DETROIT – For Pistons fans on the suburban fringe or in northern Michigan – or around the world – the impact of their move downtown is confined to the 41 home games plus playoff dates they’ll occupy Little Caesars Arena every season.
For the citizens of the city that put the world on wheels, the impact will be year round.
“There’s a line, ‘You can’t save Detroit; you have to be Detroit,’ ” Pistons vice chairman Arn Tellem said at Monday’s groundbreaking ceremony for what will become the team’s new headquarters and training facility – the Henry Ford Detroit Pistons Performance Center, in partnership with Henry Ford Health System – in the New Center area. “And that’s how we feel. That’s what the Pistons intend to be.”
When it’s completed, the Pistons will not only have a state-of-the-art practice facility drawing on the newest technologies and best industry practices, but also a new home for the team’s 200-plus employees on both the basketball and business sides.
And even that stops well short of what Pistons owner Tom Gores expects to become a catalyst for the revitalization of another neighborhood in the city’s comeback but also a place where the Pistons can extend their philanthropic reach.
“As a training facility, this will give us an edge, providing Stan (Van Gundy) and our players with the most advanced technology available to maximize their performance,” said Gores, who couldn’t attend the groundbreaking ceremony, in a prepared statement. “But when you look at the whole development and the unique partnership with Henry Ford, it’s so much more. We are bringing more jobs into the city and creating another catalyst for additional investment. It will be another cornerstone in the revitalization of the community.”

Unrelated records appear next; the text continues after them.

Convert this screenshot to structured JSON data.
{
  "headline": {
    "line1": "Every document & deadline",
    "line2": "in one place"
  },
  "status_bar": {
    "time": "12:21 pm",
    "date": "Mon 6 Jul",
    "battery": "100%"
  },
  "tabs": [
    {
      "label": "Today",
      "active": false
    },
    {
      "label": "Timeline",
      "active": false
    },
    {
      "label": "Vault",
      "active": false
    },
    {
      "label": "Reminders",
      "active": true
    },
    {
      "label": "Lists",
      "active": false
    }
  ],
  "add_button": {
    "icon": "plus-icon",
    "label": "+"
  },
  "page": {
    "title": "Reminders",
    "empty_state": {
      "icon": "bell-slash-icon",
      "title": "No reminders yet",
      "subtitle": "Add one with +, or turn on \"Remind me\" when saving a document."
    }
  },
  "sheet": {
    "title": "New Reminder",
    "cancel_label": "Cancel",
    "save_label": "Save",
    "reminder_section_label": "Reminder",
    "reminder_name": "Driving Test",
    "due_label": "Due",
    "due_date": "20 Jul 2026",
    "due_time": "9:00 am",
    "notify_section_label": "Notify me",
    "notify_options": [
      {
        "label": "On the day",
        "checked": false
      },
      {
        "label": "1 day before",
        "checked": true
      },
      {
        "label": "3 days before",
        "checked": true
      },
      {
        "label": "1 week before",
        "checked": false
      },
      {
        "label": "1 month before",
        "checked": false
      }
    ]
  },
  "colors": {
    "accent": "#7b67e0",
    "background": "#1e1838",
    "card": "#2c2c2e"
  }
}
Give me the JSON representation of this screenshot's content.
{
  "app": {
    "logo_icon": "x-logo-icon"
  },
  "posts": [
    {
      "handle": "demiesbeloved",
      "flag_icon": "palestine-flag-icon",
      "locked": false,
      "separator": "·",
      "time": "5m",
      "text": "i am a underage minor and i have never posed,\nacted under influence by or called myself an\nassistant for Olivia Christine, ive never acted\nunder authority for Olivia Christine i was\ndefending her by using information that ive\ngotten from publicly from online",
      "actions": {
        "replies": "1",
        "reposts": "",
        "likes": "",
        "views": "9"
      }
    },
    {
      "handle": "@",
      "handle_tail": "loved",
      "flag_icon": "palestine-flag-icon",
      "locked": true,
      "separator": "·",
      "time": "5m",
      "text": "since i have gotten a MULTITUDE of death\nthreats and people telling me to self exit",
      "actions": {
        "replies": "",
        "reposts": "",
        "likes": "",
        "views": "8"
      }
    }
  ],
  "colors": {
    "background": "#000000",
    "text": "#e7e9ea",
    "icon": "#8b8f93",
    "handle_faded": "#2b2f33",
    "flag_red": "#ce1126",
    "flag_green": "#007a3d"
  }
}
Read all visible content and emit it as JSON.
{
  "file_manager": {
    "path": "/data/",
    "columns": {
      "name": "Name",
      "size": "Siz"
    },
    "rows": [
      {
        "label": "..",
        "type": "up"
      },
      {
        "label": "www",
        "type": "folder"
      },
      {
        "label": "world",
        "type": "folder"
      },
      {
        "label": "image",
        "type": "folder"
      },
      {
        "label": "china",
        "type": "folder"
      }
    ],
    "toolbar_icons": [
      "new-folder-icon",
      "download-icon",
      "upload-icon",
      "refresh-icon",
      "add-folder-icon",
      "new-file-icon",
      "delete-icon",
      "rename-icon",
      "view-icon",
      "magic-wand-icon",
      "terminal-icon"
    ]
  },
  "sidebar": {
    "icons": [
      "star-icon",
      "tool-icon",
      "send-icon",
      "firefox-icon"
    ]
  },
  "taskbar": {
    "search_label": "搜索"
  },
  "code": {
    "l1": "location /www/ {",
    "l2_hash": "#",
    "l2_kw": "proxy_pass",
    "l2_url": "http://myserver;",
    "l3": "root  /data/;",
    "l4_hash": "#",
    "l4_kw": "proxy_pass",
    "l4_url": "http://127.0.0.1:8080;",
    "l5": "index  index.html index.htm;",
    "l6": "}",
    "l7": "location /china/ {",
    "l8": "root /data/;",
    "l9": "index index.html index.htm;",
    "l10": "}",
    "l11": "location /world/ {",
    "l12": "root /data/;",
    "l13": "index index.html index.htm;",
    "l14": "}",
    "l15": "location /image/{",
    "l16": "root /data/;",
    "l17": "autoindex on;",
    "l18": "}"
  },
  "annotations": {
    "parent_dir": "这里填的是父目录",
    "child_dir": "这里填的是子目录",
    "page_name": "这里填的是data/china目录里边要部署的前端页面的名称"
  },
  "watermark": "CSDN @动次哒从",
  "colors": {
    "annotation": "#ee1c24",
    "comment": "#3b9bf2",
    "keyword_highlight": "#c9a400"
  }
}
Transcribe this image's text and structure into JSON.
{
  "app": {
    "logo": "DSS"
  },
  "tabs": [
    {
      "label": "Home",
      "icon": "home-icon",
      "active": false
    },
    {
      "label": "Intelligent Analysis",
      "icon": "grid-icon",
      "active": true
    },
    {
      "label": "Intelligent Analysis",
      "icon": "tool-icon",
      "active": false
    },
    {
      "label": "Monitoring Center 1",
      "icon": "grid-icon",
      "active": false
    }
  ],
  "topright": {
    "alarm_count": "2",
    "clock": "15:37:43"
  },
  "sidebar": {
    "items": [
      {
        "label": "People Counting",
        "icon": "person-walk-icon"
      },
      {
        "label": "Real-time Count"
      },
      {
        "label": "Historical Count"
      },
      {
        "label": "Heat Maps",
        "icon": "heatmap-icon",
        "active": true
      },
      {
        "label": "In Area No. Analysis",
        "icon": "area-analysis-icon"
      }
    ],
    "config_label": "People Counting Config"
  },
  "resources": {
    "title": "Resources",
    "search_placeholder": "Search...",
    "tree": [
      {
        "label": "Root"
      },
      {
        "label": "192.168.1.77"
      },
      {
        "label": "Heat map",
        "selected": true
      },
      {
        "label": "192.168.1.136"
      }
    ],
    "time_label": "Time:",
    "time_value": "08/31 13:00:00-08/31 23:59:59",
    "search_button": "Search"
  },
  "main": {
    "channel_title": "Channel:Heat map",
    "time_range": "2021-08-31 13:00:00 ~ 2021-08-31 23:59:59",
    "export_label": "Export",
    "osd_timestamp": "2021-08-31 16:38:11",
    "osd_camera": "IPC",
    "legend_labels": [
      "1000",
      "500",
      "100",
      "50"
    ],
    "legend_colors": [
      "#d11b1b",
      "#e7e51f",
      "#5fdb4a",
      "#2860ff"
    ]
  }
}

Tellem recalled an initial meeting with Gores and Mark Barnhill, a partner in Gores’ Platinum Equity firm, more than two years ago – as Gores was recruiting Tellem to lead the Pistons with an emphasis on his vision to utilize their platform to most effectively spur Detroit’s rebirth.
Barnhill began drawing concentric circles – business leaders, facilities, goals –
that painted an ambitious picture of what Gores wanted the Pistons to become.
“It was Tom’s vision of how we would transform the Pistons,” Tellem said, “and make them relevant in the community and win basketball games.”
Tellem shared the ceremony’s stage with the people who helped bring that vision to reality on Monday: Detroit mayor Mike Duggan; Henry Ford Health System president and CEO Wright L. Lassiter III; Sandy Pierce, Henry Ford’s chairwoman; Wayne County executive Warren Evans; and Detroit city councilwoman Mary Sheffield.
“When Arn Tellem showed up and said, ‘I want to bring the Pistons back home’ – there’s 15 players; there’s 200 employees in the Pistons headquarters, which means Detroiters are going to have a chance for internships and getting those jobs,” Duggan said. “We’re bringing those jobs back to this neighborhood.”
The news of the Pistons relocating to Detroit – beyond just playing their games at Little Caesars Arena, announced last winter – might already by spurring growth. Duggan talked of three proposals for residential projects awaiting the vetting process near where he spoke. Tellem has been instrumental in lining up other developments yet to be announced.
“It’s my hope this will be a catalyst for further development and activity in the city and we really hope we’ll be able to attract more business and opportunities for the citizens of Detroit,” he said. “We hope it’s also a center for great community activation and philanthropic initiatives we’re going to undertake. Our goal is to do more and more.”
Sheffield, representing the District 5 home of the Henry Ford Pistons project, lauded the neighborhood outreach to include them in the planning stages to hear their hopes and concerns. Duggan credited Tellem with a lead role in shaping the community benefits guidelines – the first such use in District 5, Sheffield said – that gathered community input.
The performance center will offer fitness, health and nutrition programming through the Detroit Pistons Fit and annual NBA Fit week projects, while youth basketball clinics and Pistons Academy programs will be hosted throughout the year. There will be public access areas within the development where team-hosted and community events will be held.
When it’s completed, expected to be summer 2019, the Pistons’ immersion in Detroit will be complete – but the effects of the benefits will only begin to be felt.
“We’re back. We’re all back and we’re back in every way possible,” Tellem said. “We’re all in on Detroit and we’re going to be Detroit.”